“Whilst the commissioner has endeavoured to make the inquiry as open and transparent as possible, publication of the report is a matter for the governor,” the commission noted in a statement. “The commissioner hopes that in due course, the governor will publish the report and its supporting documentary evidence, and indeed encourages him to do so as soon as he is able.”
Sir Gary sought to make sharing it as easy as possible by presenting the report and supplementary evidence “in a form which he considers can be published at large,” the statement added.
The team also thanked residents for their assistance during the investigation.
Mr. Rankin said April 5 he had thus far shared a copy of the report “in confidence” with Amanda Milling, the minister responsible for the overseas territories.
“There will also be a need to discuss the report’s findings and recommendations with BVI political leaders,” he said.
After reviewing the report, he added, he plans to announce details about access to the document for elected and nonelected officials, including Premier Andrew Fahie; then for “any others with good reason to see the report before possible publication;” and finally for the wider public.

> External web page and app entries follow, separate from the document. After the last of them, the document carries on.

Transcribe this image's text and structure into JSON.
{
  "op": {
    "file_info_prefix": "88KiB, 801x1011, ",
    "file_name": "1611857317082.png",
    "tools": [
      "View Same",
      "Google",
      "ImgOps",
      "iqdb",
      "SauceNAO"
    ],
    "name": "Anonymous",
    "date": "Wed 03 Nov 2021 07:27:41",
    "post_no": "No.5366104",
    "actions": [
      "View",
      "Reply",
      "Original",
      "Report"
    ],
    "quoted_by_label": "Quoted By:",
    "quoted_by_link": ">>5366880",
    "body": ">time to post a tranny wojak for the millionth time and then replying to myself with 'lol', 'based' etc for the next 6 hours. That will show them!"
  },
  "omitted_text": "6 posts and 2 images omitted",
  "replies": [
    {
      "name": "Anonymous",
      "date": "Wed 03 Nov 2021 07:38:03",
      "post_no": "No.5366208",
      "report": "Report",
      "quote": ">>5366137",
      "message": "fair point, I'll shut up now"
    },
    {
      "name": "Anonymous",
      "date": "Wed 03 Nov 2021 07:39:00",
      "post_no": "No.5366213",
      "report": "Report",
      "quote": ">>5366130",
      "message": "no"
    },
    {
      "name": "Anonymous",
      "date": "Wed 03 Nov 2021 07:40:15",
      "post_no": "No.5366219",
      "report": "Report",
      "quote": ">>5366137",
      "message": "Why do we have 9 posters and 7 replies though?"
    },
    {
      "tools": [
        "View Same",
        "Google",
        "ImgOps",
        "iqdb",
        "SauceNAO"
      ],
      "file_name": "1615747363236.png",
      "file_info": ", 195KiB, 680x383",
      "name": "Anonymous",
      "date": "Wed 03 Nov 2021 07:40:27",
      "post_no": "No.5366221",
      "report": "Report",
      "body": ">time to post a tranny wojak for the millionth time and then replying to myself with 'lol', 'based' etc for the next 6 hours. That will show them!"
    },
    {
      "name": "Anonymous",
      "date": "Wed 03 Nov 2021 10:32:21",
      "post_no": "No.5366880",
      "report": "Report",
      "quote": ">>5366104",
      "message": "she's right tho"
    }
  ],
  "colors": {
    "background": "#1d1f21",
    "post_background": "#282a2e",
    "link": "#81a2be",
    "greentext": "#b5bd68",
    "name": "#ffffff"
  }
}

“In the interim period I know there will be speculation, and some people may try to discredit or second-guess the COI report and recommendations, claiming incorrectly to know what they are,” the governor said. “But I hope the people of the BVI will recognise the need for me to carefully consider the report in line with my duties as governor before further decisions on next steps are made.”
Mr. Fahie confirmed on April 5 that he had not yet received the report but was reassured by the governor about having a chance to review and discuss its content.
He also supported Mr. Rankin’s plans for a period of review before releasing the document to the public, and added that his administration will submit a comprehensive written response.
“I also emphasised to Governor Rankin that my administration remains committed to good governance and stands ready to discuss the findings and recommendations of the report after review, so that together we can consider any further steps needed to further strengthen the systems of government in the Virgin Islands in the best interest of the people of the territory,” he said.
He added that he looks forward to travelling to the UK to discuss the report with Ms. Milling.